**Brief**: Copy out every line in the entries below that includes "text".

══════════

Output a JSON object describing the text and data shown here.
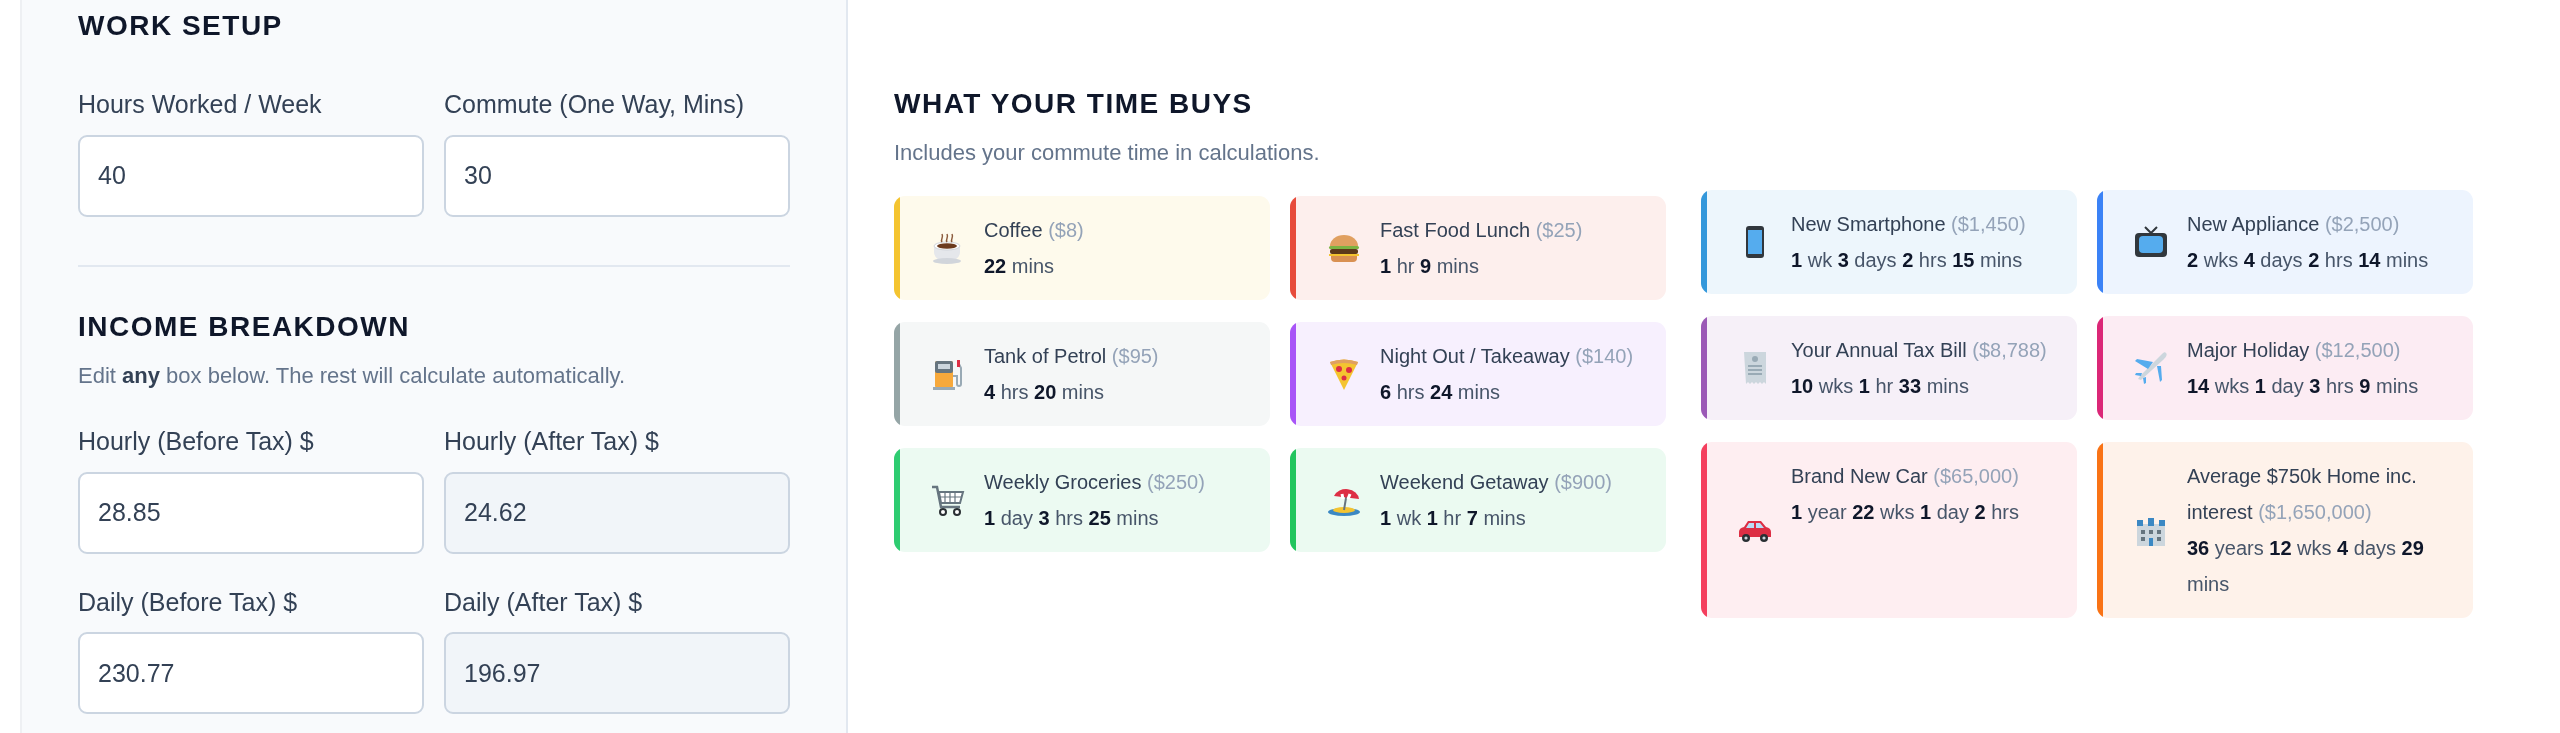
{
  "work_setup": {
    "title": "WORK SETUP",
    "fields": [
      {
        "label": "Hours Worked / Week",
        "value": "40",
        "readonly": false
      },
      {
        "label": "Commute (One Way, Mins)",
        "value": "30",
        "readonly": false
      }
    ]
  },
  "income_breakdown": {
    "title": "INCOME BREAKDOWN",
    "note": "Edit **any** box below. The rest will calculate automatically.",
    "fields": [
      {
        "label": "Hourly (Before Tax) $",
        "value": "28.85",
        "readonly": false
      },
      {
        "label": "Hourly (After Tax) $",
        "value": "24.62",
        "readonly": true
      },
      {
        "label": "Daily (Before Tax) $",
        "value": "230.77",
        "readonly": false
      },
      {
        "label": "Daily (After Tax) $",
        "value": "196.97",
        "readonly": true
      }
    ]
  },
  "time_buys": {
    "title": "WHAT YOUR TIME BUYS",
    "subtitle": "Includes your commute time in calculations.",
    "groups": [
      {
        "items": [
          {
            "kind": "coffee",
            "name": "Coffee",
            "price": "($8)",
            "time": "**22** mins",
            "color": "#f4c430"
          },
          {
            "kind": "burger",
            "name": "Fast Food Lunch",
            "price": "($25)",
            "time": "**1** hr **9** mins",
            "color": "#e74c3c"
          },
          {
            "kind": "fuel",
            "name": "Tank of Petrol",
            "price": "($95)",
            "time": "**4** hrs **20** mins",
            "color": "#95a5a6"
          },
          {
            "kind": "pizza",
            "name": "Night Out / Takeaway",
            "price": "($140)",
            "time": "**6** hrs **24** mins",
            "color": "#a855f7"
          },
          {
            "kind": "cart",
            "name": "Weekly Groceries",
            "price": "($250)",
            "time": "**1** day **3** hrs **25** mins",
            "color": "#2ecc71"
          },
          {
            "kind": "beach",
            "name": "Weekend Getaway",
            "price": "($900)",
            "time": "**1** wk **1** hr **7** mins",
            "color": "#22c55e"
          }
        ]
      },
      {
        "items": [
          {
            "kind": "phone",
            "name": "New Smartphone",
            "price": "($1,450)",
            "time": "**1** wk **3** days **2** hrs **15** mins",
            "color": "#3498db"
          },
          {
            "kind": "tv",
            "name": "New Appliance",
            "price": "($2,500)",
            "time": "**2** wks **4** days **2** hrs **14** mins",
            "color": "#3b82f6"
          },
          {
            "kind": "receipt",
            "name": "Your Annual Tax Bill",
            "price": "($8,788)",
            "time": "**10** wks **1** hr **33** mins",
            "color": "#9b59b6"
          },
          {
            "kind": "plane",
            "name": "Major Holiday",
            "price": "($12,500)",
            "time": "**14** wks **1** day **3** hrs **9** mins",
            "color": "#db2777"
          },
          {
            "kind": "car",
            "name": "Brand New Car",
            "price": "($65,000)",
            "time": "**1** year **22** wks **1** day **2** hrs",
            "color": "#f43f5e"
          },
          {
            "kind": "house",
            "name": "Average $750k Home inc. interest",
            "price": "($1,650,000)",
            "time": "**36** years **12** wks **4** days **29** mins",
            "color": "#f97316"
          }
        ]
      }
    ]
  }
}
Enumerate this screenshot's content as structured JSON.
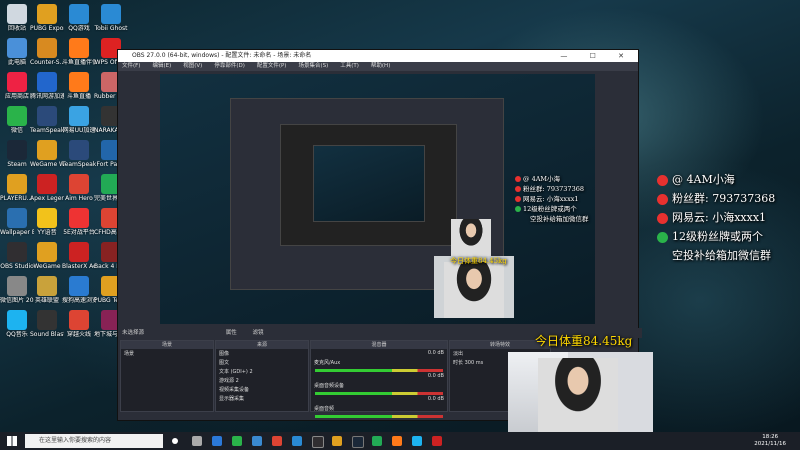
{
  "desktop": {
    "left_icons": [
      {
        "label": "回收站",
        "color": "#d0d8e0"
      },
      {
        "label": "此电脑",
        "color": "#4a90d9"
      },
      {
        "label": "应用商店",
        "color": "#e24"
      },
      {
        "label": "微信",
        "color": "#2ab34a"
      },
      {
        "label": "Steam",
        "color": "#1b2838"
      },
      {
        "label": "PLAYERU... BATTLEGR...",
        "color": "#e0a020"
      },
      {
        "label": "Wallpaper Engine...",
        "color": "#2a6fb0"
      },
      {
        "label": "OBS Studio",
        "color": "#302e31"
      },
      {
        "label": "微信图片 20210...",
        "color": "#888"
      },
      {
        "label": "QQ音乐",
        "color": "#1db3f0"
      }
    ],
    "col2_icons": [
      {
        "label": "PUBG Export...",
        "color": "#e0a020"
      },
      {
        "label": "Counter-S... Global Off...",
        "color": "#d88a20"
      },
      {
        "label": "腾讯网游加速",
        "color": "#2266cc"
      },
      {
        "label": "TeamSpeak 3",
        "color": "#2b4a7a"
      },
      {
        "label": "WeGame WeGame版",
        "color": "#e0a020"
      },
      {
        "label": "Apex Legends",
        "color": "#c22"
      },
      {
        "label": "YY语音",
        "color": "#f2c21b"
      },
      {
        "label": "WeGame",
        "color": "#e0a020"
      },
      {
        "label": "英雄联盟",
        "color": "#c9a23b"
      },
      {
        "label": "Sound Blaster...",
        "color": "#333"
      }
    ],
    "col3_icons": [
      {
        "label": "QQ游戏",
        "color": "#2a8ad4"
      },
      {
        "label": "斗鱼直播伴侣",
        "color": "#ff7a1a"
      },
      {
        "label": "斗鱼直播",
        "color": "#ff7a1a"
      },
      {
        "label": "网易UU加速",
        "color": "#3aa3e3"
      },
      {
        "label": "TeamSpeak",
        "color": "#2b4a7a"
      },
      {
        "label": "Aim Hero",
        "color": "#d43"
      },
      {
        "label": "5E对战平台",
        "color": "#e33"
      },
      {
        "label": "BlasterX Acoustic...",
        "color": "#c22"
      },
      {
        "label": "搜狗高速浏览器",
        "color": "#2a7bd1"
      },
      {
        "label": "穿越火线",
        "color": "#d43"
      }
    ],
    "col4_icons": [
      {
        "label": "Tobii Ghost",
        "color": "#2a8ad4"
      },
      {
        "label": "WPS Office",
        "color": "#d22"
      },
      {
        "label": "Rubber Bandits",
        "color": "#c66"
      },
      {
        "label": "NARAKA BLADEPO...",
        "color": "#333"
      },
      {
        "label": "Fort Party",
        "color": "#26a"
      },
      {
        "label": "完美世界竞技平台",
        "color": "#2a5"
      },
      {
        "label": "CFHD高清竞技",
        "color": "#d43"
      },
      {
        "label": "Back 4 Blood",
        "color": "#822"
      },
      {
        "label": "PUBG Test Server",
        "color": "#e0a020"
      },
      {
        "label": "地下城与勇士",
        "color": "#825"
      }
    ]
  },
  "obs": {
    "title": "OBS 27.0.0 (64-bit, windows) - 配置文件: 未命名 - 场景: 未命名",
    "window_controls": "—  ☐  ✕",
    "menu": [
      "文件(F)",
      "编辑(E)",
      "视图(V)",
      "停靠部件(D)",
      "配置文件(P)",
      "场景集合(S)",
      "工具(T)",
      "帮助(H)"
    ],
    "no_source_selected": "未选择源",
    "properties": "属性",
    "filters": "滤镜",
    "scenes_header": "场景",
    "sources_header": "来源",
    "mixer_header": "混音器",
    "transitions_header": "转场特效",
    "scenes": [
      "场景"
    ],
    "sources": [
      "图像",
      "图文",
      "文本 (GDI+) 2",
      "游戏源 2",
      "视频采集设备",
      "显示器采集"
    ],
    "mixer_channels": [
      {
        "name": "麦克风/Aux",
        "db": "0.0 dB"
      },
      {
        "name": "桌面音频设备",
        "db": "0.0 dB"
      },
      {
        "name": "桌面音频",
        "db": "0.0 dB"
      }
    ],
    "transition": "淡出",
    "duration_label": "时长",
    "duration_value": "300 ms",
    "status": "LIVE: 00:00:00  REC: 00:00:00  CPU: 2.3%, 60.00 fps"
  },
  "overlay": {
    "lines": [
      {
        "icon_color": "#e8312f",
        "text": "@ 4AM小海"
      },
      {
        "icon_color": "#e8312f",
        "text": "粉丝群: 793737368"
      },
      {
        "icon_color": "#e8312f",
        "text": "网易云: 小海xxxx1"
      },
      {
        "icon_color": "#2ab34a",
        "text": "12级粉丝牌或两个"
      },
      {
        "icon_color": "",
        "text": "空投补给箱加微信群"
      }
    ],
    "weight": "今日体重84.45kg"
  },
  "taskbar": {
    "search_placeholder": "在这里输入你要搜索的内容",
    "time": "18:26",
    "date": "2021/11/16"
  }
}
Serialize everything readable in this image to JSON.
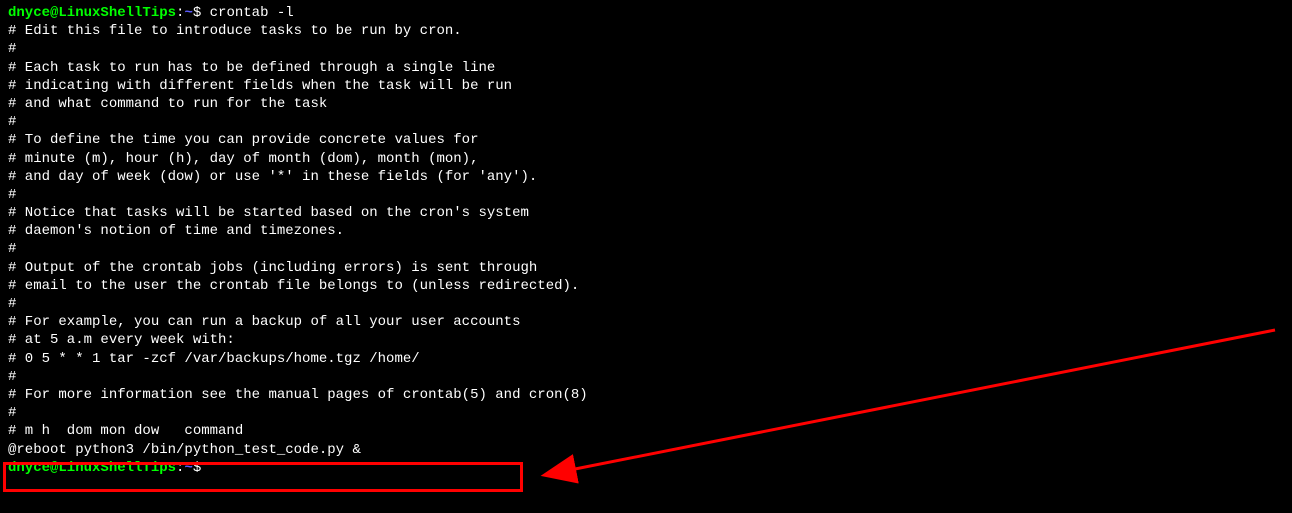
{
  "prompt1": {
    "user": "dnyce@LinuxShellTips",
    "colon": ":",
    "path": "~",
    "dollar": "$ ",
    "command": "crontab -l"
  },
  "output": {
    "line1": "# Edit this file to introduce tasks to be run by cron.",
    "line2": "#",
    "line3": "# Each task to run has to be defined through a single line",
    "line4": "# indicating with different fields when the task will be run",
    "line5": "# and what command to run for the task",
    "line6": "#",
    "line7": "# To define the time you can provide concrete values for",
    "line8": "# minute (m), hour (h), day of month (dom), month (mon),",
    "line9": "# and day of week (dow) or use '*' in these fields (for 'any').",
    "line10": "#",
    "line11": "# Notice that tasks will be started based on the cron's system",
    "line12": "# daemon's notion of time and timezones.",
    "line13": "#",
    "line14": "# Output of the crontab jobs (including errors) is sent through",
    "line15": "# email to the user the crontab file belongs to (unless redirected).",
    "line16": "#",
    "line17": "# For example, you can run a backup of all your user accounts",
    "line18": "# at 5 a.m every week with:",
    "line19": "# 0 5 * * 1 tar -zcf /var/backups/home.tgz /home/",
    "line20": "#",
    "line21": "# For more information see the manual pages of crontab(5) and cron(8)",
    "line22": "#",
    "line23": "# m h  dom mon dow   command",
    "line24": "",
    "line25": "@reboot python3 /bin/python_test_code.py &",
    "line26": ""
  },
  "prompt2": {
    "user": "dnyce@LinuxShellTips",
    "colon": ":",
    "path": "~",
    "dollar": "$ "
  },
  "annotation": {
    "highlight_color": "#ff0000",
    "arrow_color": "#ff0000"
  }
}
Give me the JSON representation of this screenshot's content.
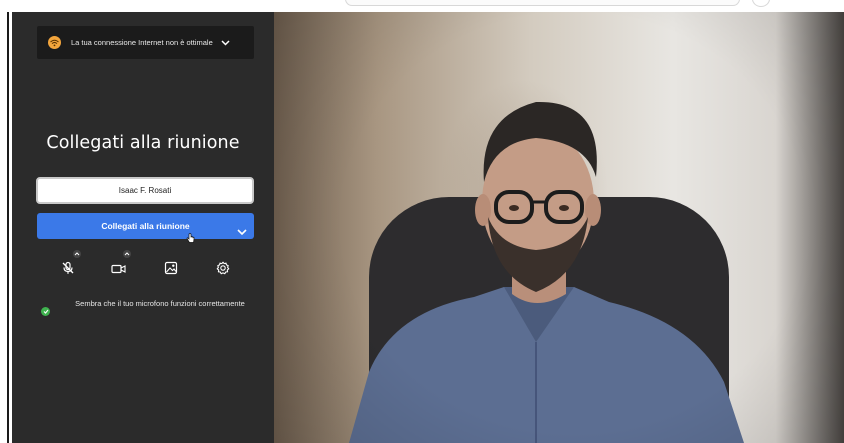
{
  "connection_banner": {
    "text": "La tua connessione Internet non è ottimale",
    "icon": "wifi-icon",
    "accent": "#f3a53c"
  },
  "title": "Collegati alla riunione",
  "name_field": {
    "value": "Isaac F. Rosati"
  },
  "join_button": {
    "label": "Collegati alla riunione",
    "color": "#3b79e8"
  },
  "controls": [
    {
      "name": "microphone-muted",
      "icon": "mic-off-icon",
      "has_menu": true
    },
    {
      "name": "camera",
      "icon": "video-camera-icon",
      "has_menu": true
    },
    {
      "name": "background-effects",
      "icon": "image-effects-icon",
      "has_menu": false
    },
    {
      "name": "settings",
      "icon": "gear-icon",
      "has_menu": false
    }
  ],
  "mic_status": {
    "text": "Sembra che il tuo microfono funzioni correttamente",
    "color": "#3fb34f"
  },
  "colors": {
    "panel_bg": "#2b2b2b",
    "banner_bg": "#1b1b1b"
  }
}
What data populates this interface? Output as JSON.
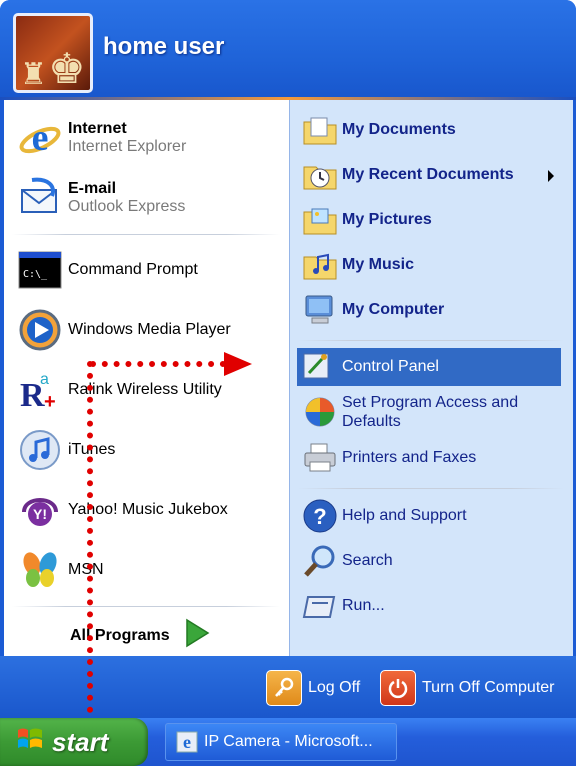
{
  "user": {
    "name": "home user"
  },
  "left_items": [
    {
      "name": "Internet",
      "sub": "Internet Explorer"
    },
    {
      "name": "E-mail",
      "sub": "Outlook Express"
    },
    {
      "name": "Command Prompt"
    },
    {
      "name": "Windows Media Player"
    },
    {
      "name": "Ralink Wireless Utility"
    },
    {
      "name": "iTunes"
    },
    {
      "name": "Yahoo! Music Jukebox"
    },
    {
      "name": "MSN"
    }
  ],
  "all_programs": "All Programs",
  "right_items": [
    {
      "name": "My Documents"
    },
    {
      "name": "My Recent Documents"
    },
    {
      "name": "My Pictures"
    },
    {
      "name": "My Music"
    },
    {
      "name": "My Computer"
    },
    {
      "name": "Control Panel"
    },
    {
      "name": "Set Program Access and Defaults"
    },
    {
      "name": "Printers and Faxes"
    },
    {
      "name": "Help and Support"
    },
    {
      "name": "Search"
    },
    {
      "name": "Run..."
    }
  ],
  "footer": {
    "logoff": "Log Off",
    "turnoff": "Turn Off Computer"
  },
  "taskbar": {
    "start": "start",
    "task": "IP Camera - Microsoft..."
  },
  "colors": {
    "highlight": "#316ac5",
    "arrow": "#e00000"
  }
}
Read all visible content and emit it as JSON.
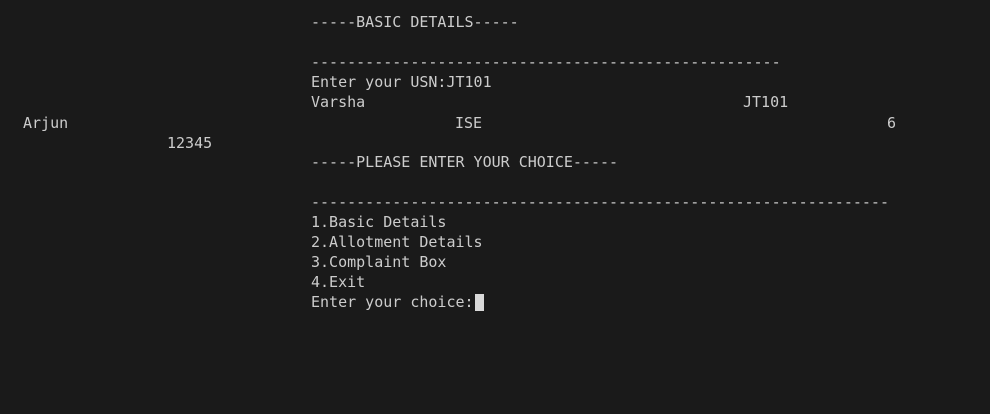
{
  "terminal": {
    "basic_header": "-----BASIC DETAILS-----",
    "separator_short": "----------------------------------------------------",
    "usn_prompt": "Enter your USN:JT101",
    "record": {
      "col1": "Varsha",
      "col2": "JT101",
      "name": "Arjun",
      "branch": "ISE",
      "semester": "6",
      "phone": "12345"
    },
    "choice_header": "-----PLEASE ENTER YOUR CHOICE-----",
    "separator_long": "----------------------------------------------------------------",
    "menu": [
      "1.Basic Details",
      "2.Allotment Details",
      "3.Complaint Box",
      "4.Exit"
    ],
    "choice_prompt": "Enter your choice:"
  }
}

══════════

**Response below**:
Output a JSON object describing the text and data shown here.
        "text": "@ 4AM小海"
        "text": "粉丝群: 793737368"
        "text": "网易云: 小海xxxx1"
        "text": "12级粉丝牌或两个"
        "text": "空投补给箱加微信群"
    "text": "La tua connessione Internet non è ottimale",
    "text": "Sembra che il tuo microfono funzioni correttamente",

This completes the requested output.